On Tuesday, May 1, Facebook held their annual F8 developer conference, where they made some big announcements about their various platforms. The conference usually involves Facebook discussing the new technology and various improvements they have coming down the line, and this one was no exception. One of the biggest reveals has to be the fact that Instagram will now filter comments "intended to harass" users, EnGadget reported. The move signals the platform's push towards inclusivity and making sure the social media remains a safe place for users.
Instagram, while fun most of the time, can make users an easy target for bullying. Many users seem to feel like they can say whatever they want through the protection of their cell phone screens, which can lead to some seriously harsh comments. While the worst of them are often found on the photos of public figures, like celebrities and famous bloggers, it doesn't make the words any better. Just look at any photo Kim Kardashian-West has posted, and you'll see a lot of rude, angry comments that are upsetting to see, even if you're not the direct target of the harassment. Bloggers and other public figures are often confronted with intense criticism about everything from their looks to their skills, and of course, the same can happen for "regular" users as well.
At the F8 conference, it was announced that the social media platform will begin filtering out bullying comments from posts starting today. In a post on Instagram's blog, co-founder and CEO Kevin Systrom wrote, "This new filter hides comments containing attacks on a person’s appearance or character, as well as threats to a person’s well-being or health."

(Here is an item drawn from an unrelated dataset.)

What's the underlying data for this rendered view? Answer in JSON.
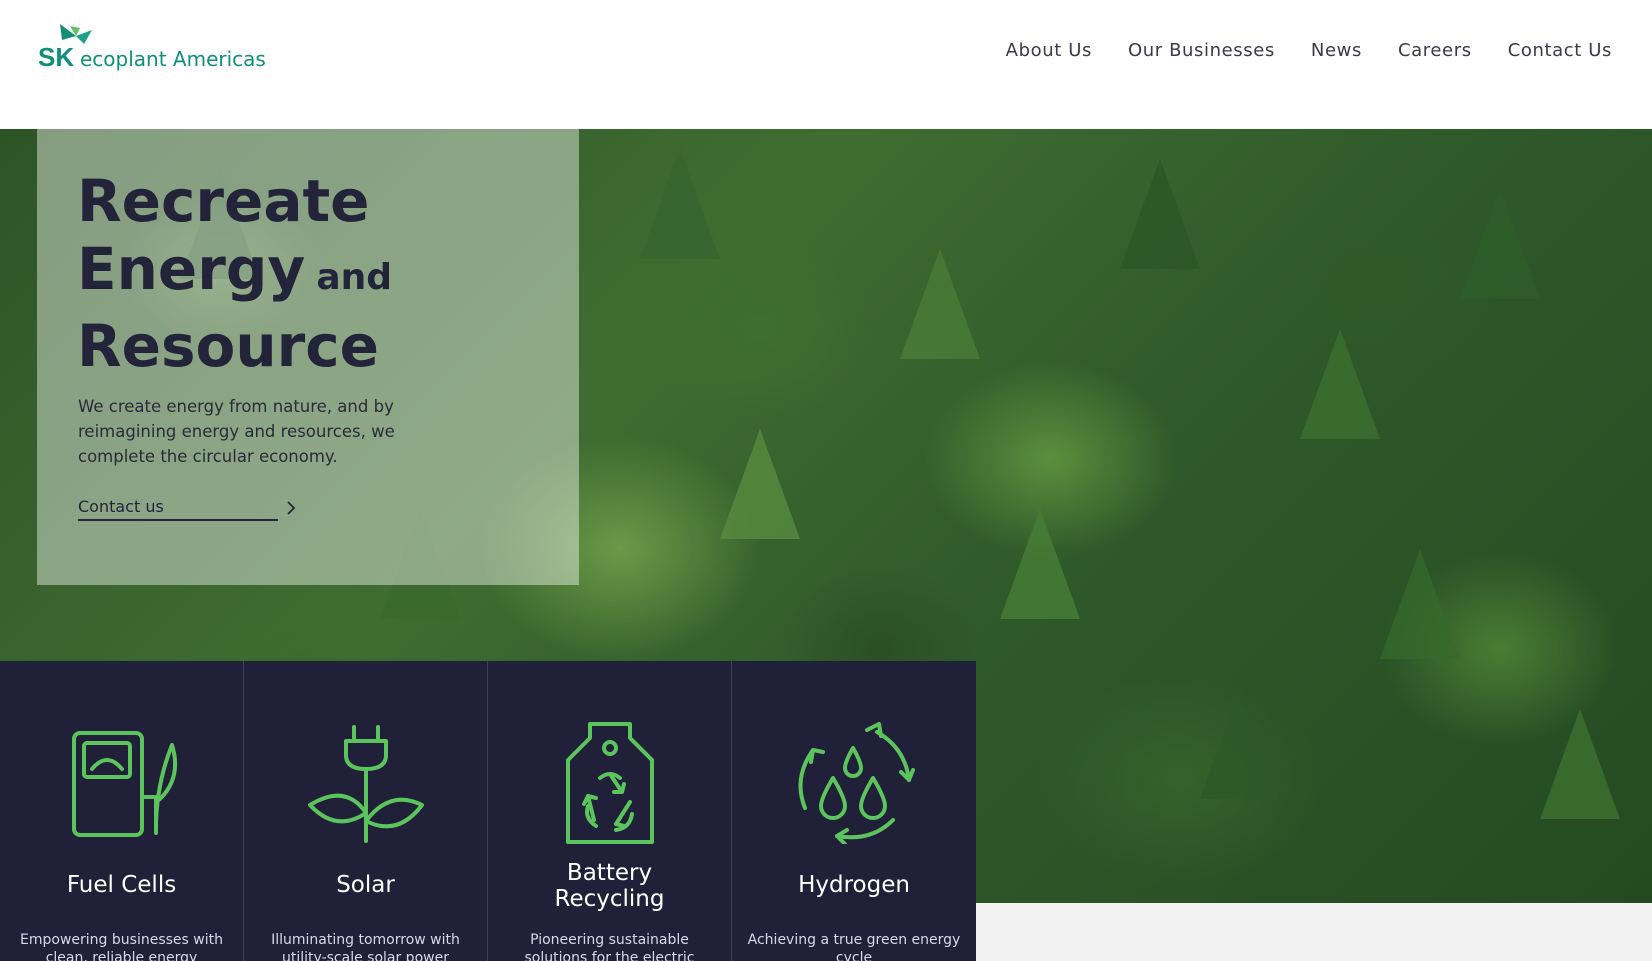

This isn't the first time Instagram has attempted to stop the hate on the app. In September 2016, the company allowed users to create filters that blocked content featuring certain words. This was helpful for folks looking to filter out triggering words or phrases, but still put the filtering responsibility on the users. In 2017, they announced the offensive comment filter, which automatically hides "toxic and divisive comments, particularly those aimed at at-risk groups."
This new filter is different, because on top of the filter focusing on often-targeted groups, it focuses on comments about an individual person's appearance and health. The filter will be enabled by default to automatically go through content, but if you really want, you can turn it off in Comment Controls. Even if you choose to turn it off, the filter will continue to detect and flag bullying content for official review.
In the blog post, Systrom added, "We are also expanding our policies to guard against bullying young public figures on our platform. Protecting our youngest community members is crucial to helping them feel comfortable to express who they are and what they care about."
Systrom also wrote that on Saturday, May 5, Instagram will host a Kindness Prom "to celebrate people in our community who are spreading positivity." There aren't too many details available on what, exactly, the Kindness Prom is about, but it's going to shine a spotlight on influencers who encourage and inspire others. The blog post says, "These young leaders are inspiring their peers by helping kindness, acceptance, and support grow on Instagram and in the world."
This move will promote inclusivity on the app and maybe, just maybe, make it a more pleasant place for all users to share stories, posts, or even just lurk your favorite celebs. In the blog post, Systrom wrote that it is their goal to make Instagram "a safe place for self-expression and to foster kindness within the community." Sounds pretty great to me.